Sanders’s record on foreign policy before he was in Congress hasn’t been much discussed in the 2020 cycle. Now that he’s near front-runner status, that’s sure to change as well.
A Democratic official associated with a rival campaign — and concerned that Sanders’s foreign policy record will be a liability in the general election — sent me a batch of documents from the Sanders archive at the University of Vermont about his foreign policy activity as mayor of Burlington in the 1980s.
One issue involves Sanders’s stance toward the former Soviet Union, a record that could undercut Democrats’ ability to criticize Trump for being too close to Russia today.
The documents from the Sanders archives include a letter from Soviet Embassy First Secretary Vadim Kuznetsov in March 1983, congratulating Sanders on his reelection as mayor and thanking Sanders for receiving him in Sanders’s office. Kuznetsov had been in Burlington to attend a conference on nuclear disarmament at the University of Vermont a few days earlier. Neither Sanders nor conference organizers appear to have read a 1976 Time magazine article that identified Kuznetsov as a member of a “Soviet intelligence squad” posing as diplomats to infiltrate U.S. politics.
In 1988, Sanders traveled to the Soviet Union on his honeymoon and forged a “sister city” cooperation program there. Many believe he gave a rosy depiction of conditions there just a few years before the communist system collapsed.
Another potential area of vulnerability concerns Sanders’s relationship with socialist governments in Latin America. In 1985, Sanders, as mayor of Burlington, traveled to Nicaragua to meet with then-President Daniel Ortega, the leader of the Sandinista movement, which was aligned with the Soviet-backed Cuban regime of Fidel Castro. The Sandinista government was accused of widespread human rights abuses. The Reagan administration supported the contras, who were also accused of widespread abuses.
According to a newly revealed document from the archive, when Burlington resident Edward Pike wrote to Sanders in November 1985 to complain about his support for the Ortega regime, Sanders responded by defending Ortega’s clampdown on human rights, blaming the United States for funding Ortega’s opposition and comparing Ortega’s actions to the U.S. government’s internment of Japanese Americans during World War II.
In 1989, Sanders traveled to Cuba with his wife in hopes of meeting Castro, and came back defending elements of their communist system. He has remained consistent, opposing U.S. interventions in Latin America and defending socialist regimes in the region to this day.
The Sanders campaign says the candidate’s history is one of promoting democracy abroad and opposing regime change by the United States.
“I don’t think Americans in 2020 are really itching for an argument about U.S. policy in Latin America in the 1980s, but if anyone wants to come at Bernie over his opposition to Reagan’s support for right-wing death squads, we’ll have that fight,” Duss said. “Bernie has done the most to sound the alarm against growing authoritarianism, and how authoritarianism feeds off of corruption, inequality and oligarchy — not just of any of the candidates, but of any American leader period.”
Both Biden and Sanders have vulnerabilities on foreign policy, but Biden’s have already gotten the Trump treatment.
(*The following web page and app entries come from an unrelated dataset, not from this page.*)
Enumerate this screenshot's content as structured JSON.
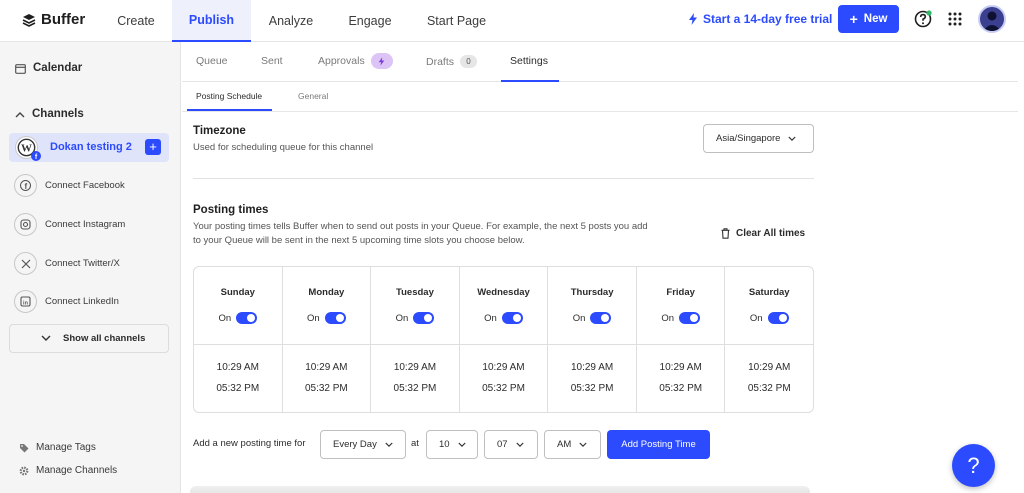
{
  "header": {
    "logo_text": "Buffer",
    "nav": [
      {
        "label": "Create"
      },
      {
        "label": "Publish",
        "active": true
      },
      {
        "label": "Analyze"
      },
      {
        "label": "Engage"
      },
      {
        "label": "Start Page"
      }
    ],
    "trial_label": "Start a 14-day free trial",
    "new_label": "New"
  },
  "sidebar": {
    "calendar_label": "Calendar",
    "channels_label": "Channels",
    "active_channel": "Dokan testing 2",
    "connect_items": [
      {
        "label": "Connect Facebook",
        "icon": "facebook-icon"
      },
      {
        "label": "Connect Instagram",
        "icon": "instagram-icon"
      },
      {
        "label": "Connect Twitter/X",
        "icon": "x-icon"
      },
      {
        "label": "Connect LinkedIn",
        "icon": "linkedin-icon"
      }
    ],
    "show_all_label": "Show all channels",
    "manage_tags_label": "Manage Tags",
    "manage_channels_label": "Manage Channels"
  },
  "tabs": {
    "queue": "Queue",
    "sent": "Sent",
    "approvals": "Approvals",
    "drafts": "Drafts",
    "drafts_count": "0",
    "settings": "Settings"
  },
  "subtabs": {
    "posting_schedule": "Posting Schedule",
    "general": "General"
  },
  "timezone": {
    "title": "Timezone",
    "description": "Used for scheduling queue for this channel",
    "value": "Asia/Singapore"
  },
  "posting_times": {
    "title": "Posting times",
    "description": "Your posting times tells Buffer when to send out posts in your Queue. For example, the next 5 posts you add to your Queue will be sent in the next 5 upcoming time slots you choose below.",
    "clear_label": "Clear All times",
    "days": [
      {
        "day": "Sunday",
        "state": "On",
        "times": [
          "10:29 AM",
          "05:32 PM"
        ]
      },
      {
        "day": "Monday",
        "state": "On",
        "times": [
          "10:29 AM",
          "05:32 PM"
        ]
      },
      {
        "day": "Tuesday",
        "state": "On",
        "times": [
          "10:29 AM",
          "05:32 PM"
        ]
      },
      {
        "day": "Wednesday",
        "state": "On",
        "times": [
          "10:29 AM",
          "05:32 PM"
        ]
      },
      {
        "day": "Thursday",
        "state": "On",
        "times": [
          "10:29 AM",
          "05:32 PM"
        ]
      },
      {
        "day": "Friday",
        "state": "On",
        "times": [
          "10:29 AM",
          "05:32 PM"
        ]
      },
      {
        "day": "Saturday",
        "state": "On",
        "times": [
          "10:29 AM",
          "05:32 PM"
        ]
      }
    ]
  },
  "add_time": {
    "label": "Add a new posting time for",
    "frequency": "Every Day",
    "at_label": "at",
    "hour": "10",
    "minute": "07",
    "ampm": "AM",
    "button_label": "Add Posting Time"
  },
  "help_fab_label": "?",
  "colors": {
    "accent": "#2c4bff",
    "approvals_badge": "#dcc4f7",
    "active_tab_bg": "#eef0fb"
  }
}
If and when the president turns his media machine on Sanders’s record, all of this will be new and relevant for most Americans. If Sanders wins the primary, his foreign policy will be what Democrats are putting on the ballot in 2020. Primary voters should take that into account.